═══ DATA PROVIDED

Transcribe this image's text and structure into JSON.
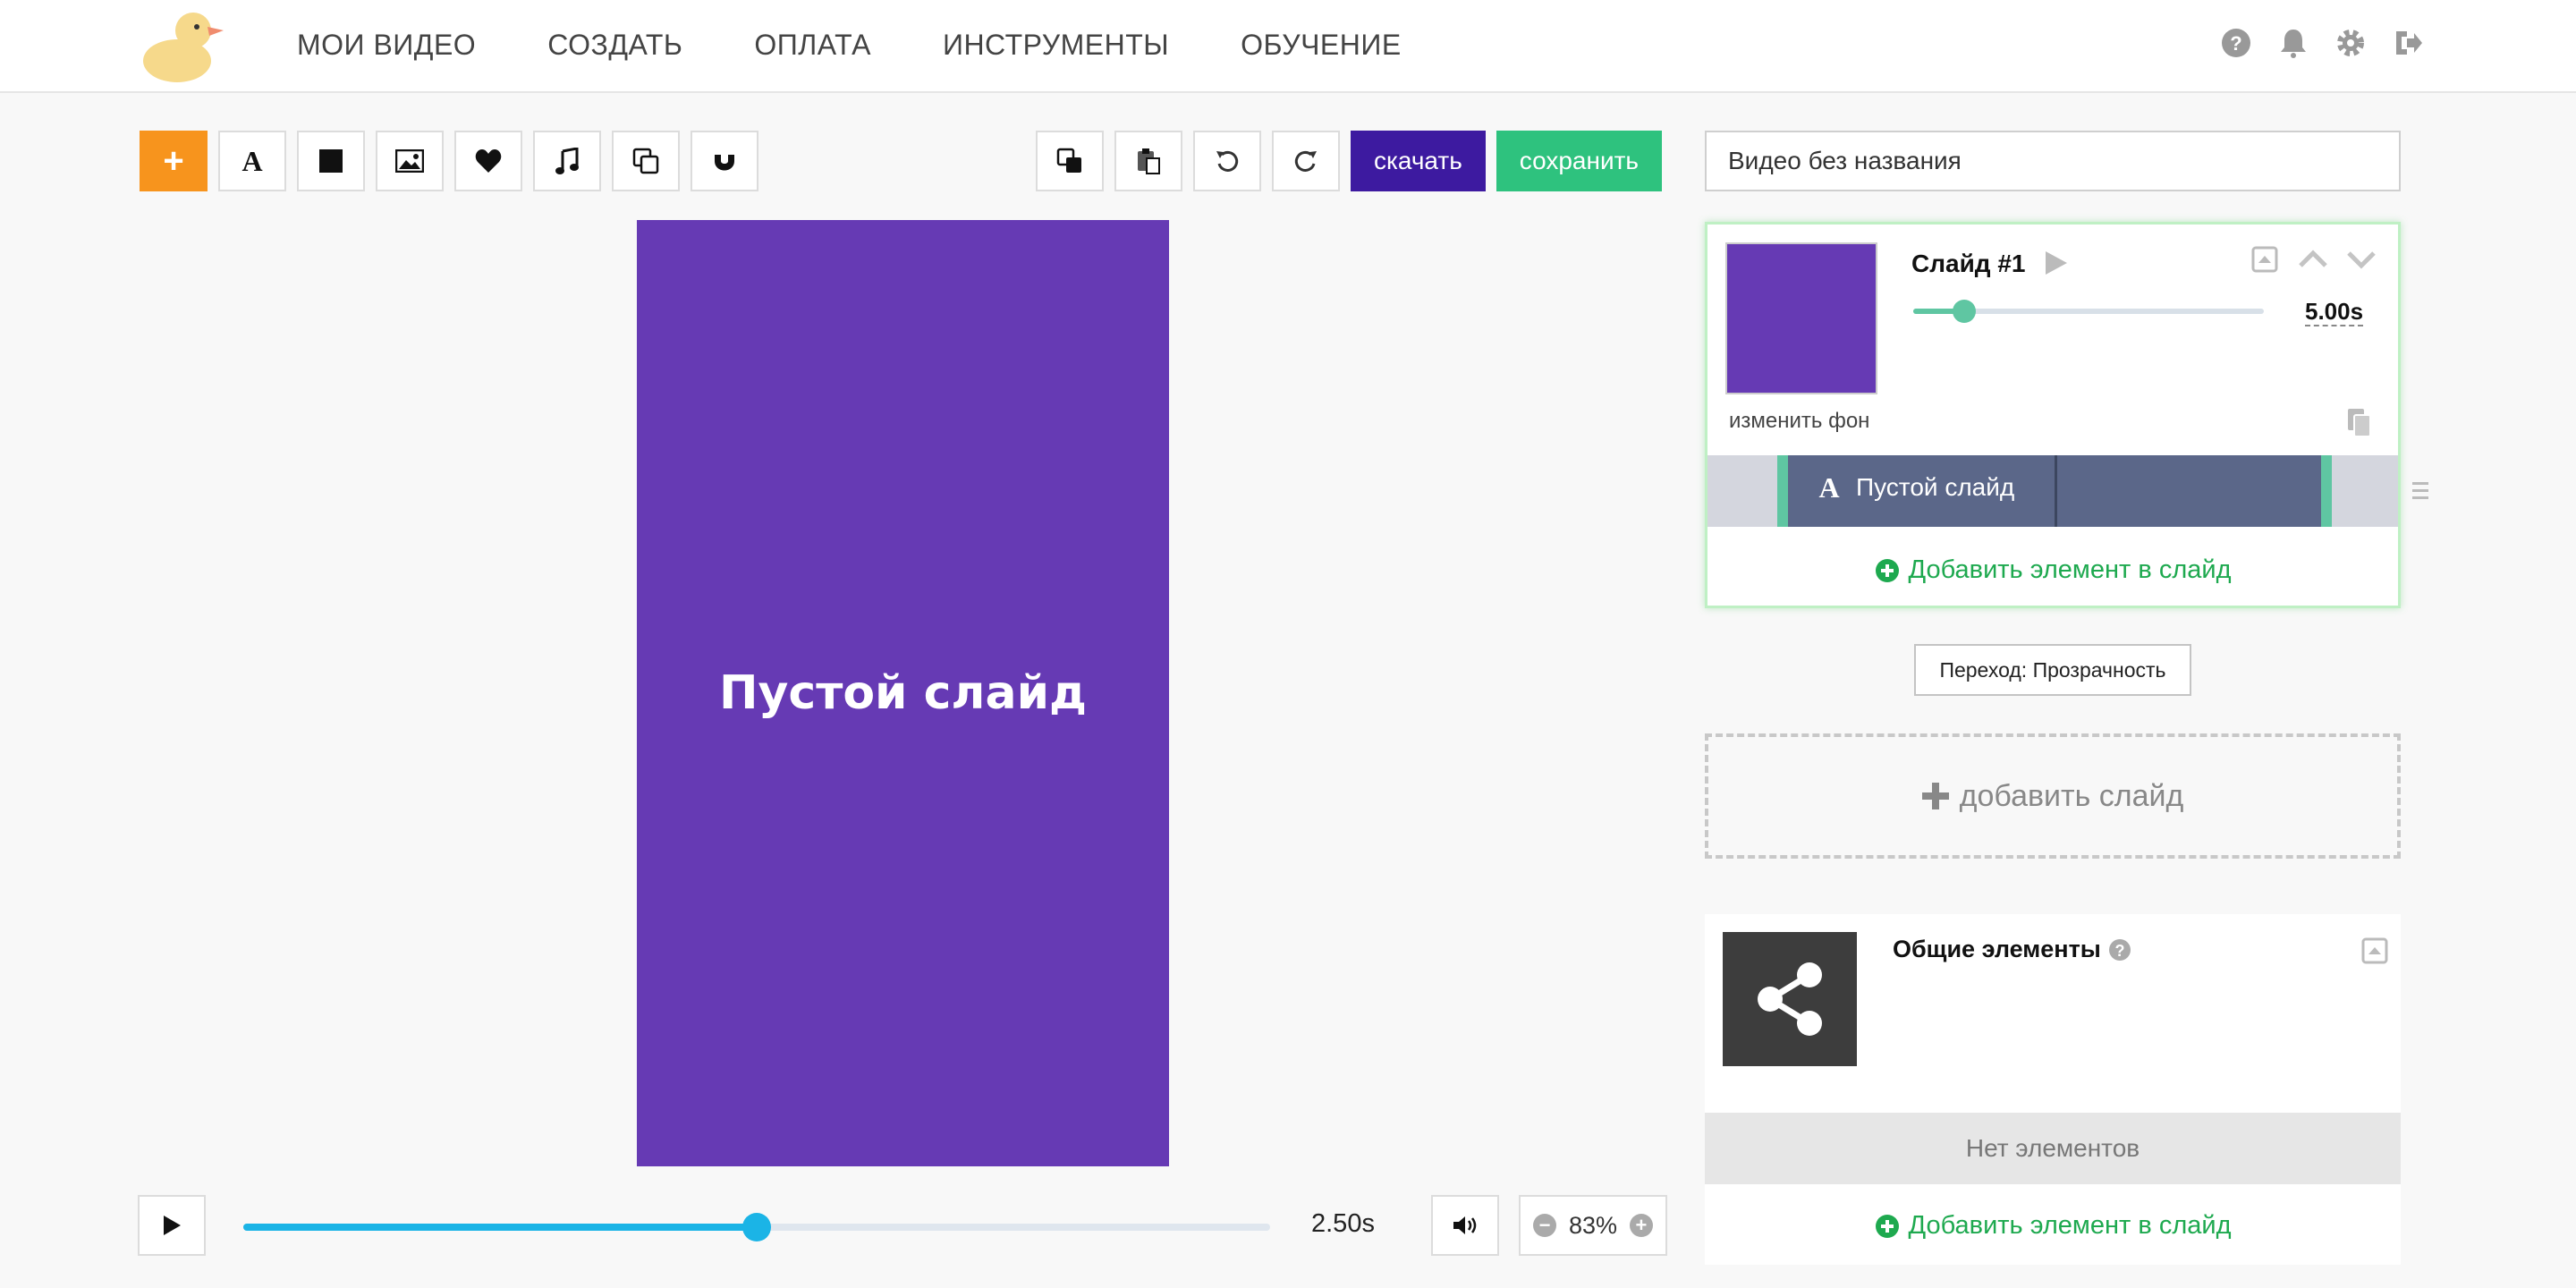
{
  "nav": {
    "items": [
      "МОИ ВИДЕО",
      "СОЗДАТЬ",
      "ОПЛАТА",
      "ИНСТРУМЕНТЫ",
      "ОБУЧЕНИЕ"
    ]
  },
  "toolbar": {
    "download_label": "скачать",
    "save_label": "сохранить"
  },
  "canvas": {
    "text": "Пустой слайд",
    "background": "#663ab4"
  },
  "player": {
    "time": "2.50s",
    "progress": 0.5,
    "zoom": "83%"
  },
  "project": {
    "title": "Видео без названия"
  },
  "slide": {
    "title": "Слайд #1",
    "duration": "5.00s",
    "change_bg_label": "изменить фон",
    "timeline_item": "Пустой слайд",
    "add_element_label": "Добавить элемент в слайд"
  },
  "transition": {
    "label": "Переход: Прозрачность"
  },
  "add_slide": {
    "label": "добавить слайд"
  },
  "common": {
    "title": "Общие элементы",
    "empty_label": "Нет элементов",
    "add_element_label": "Добавить элемент в слайд"
  },
  "colors": {
    "accent_orange": "#f7941d",
    "download": "#3d1aa0",
    "save": "#2ec27e",
    "progress": "#1bb4e6",
    "link_green": "#1ea94f"
  }
}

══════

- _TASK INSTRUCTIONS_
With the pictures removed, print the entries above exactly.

- _RESPONSE_
Transcribe this image's text and structure into JSON.
{
  "nav": {
    "items": [
      "МОИ ВИДЕО",
      "СОЗДАТЬ",
      "ОПЛАТА",
      "ИНСТРУМЕНТЫ",
      "ОБУЧЕНИЕ"
    ]
  },
  "toolbar": {
    "download_label": "скачать",
    "save_label": "сохранить"
  },
  "canvas": {
    "text": "Пустой слайд",
    "background": "#663ab4"
  },
  "player": {
    "time": "2.50s",
    "progress": 0.5,
    "zoom": "83%"
  },
  "project": {
    "title": "Видео без названия"
  },
  "slide": {
    "title": "Слайд #1",
    "duration": "5.00s",
    "change_bg_label": "изменить фон",
    "timeline_item": "Пустой слайд",
    "add_element_label": "Добавить элемент в слайд"
  },
  "transition": {
    "label": "Переход: Прозрачность"
  },
  "add_slide": {
    "label": "добавить слайд"
  },
  "common": {
    "title": "Общие элементы",
    "empty_label": "Нет элементов",
    "add_element_label": "Добавить элемент в слайд"
  },
  "colors": {
    "accent_orange": "#f7941d",
    "download": "#3d1aa0",
    "save": "#2ec27e",
    "progress": "#1bb4e6",
    "link_green": "#1ea94f"
  }
}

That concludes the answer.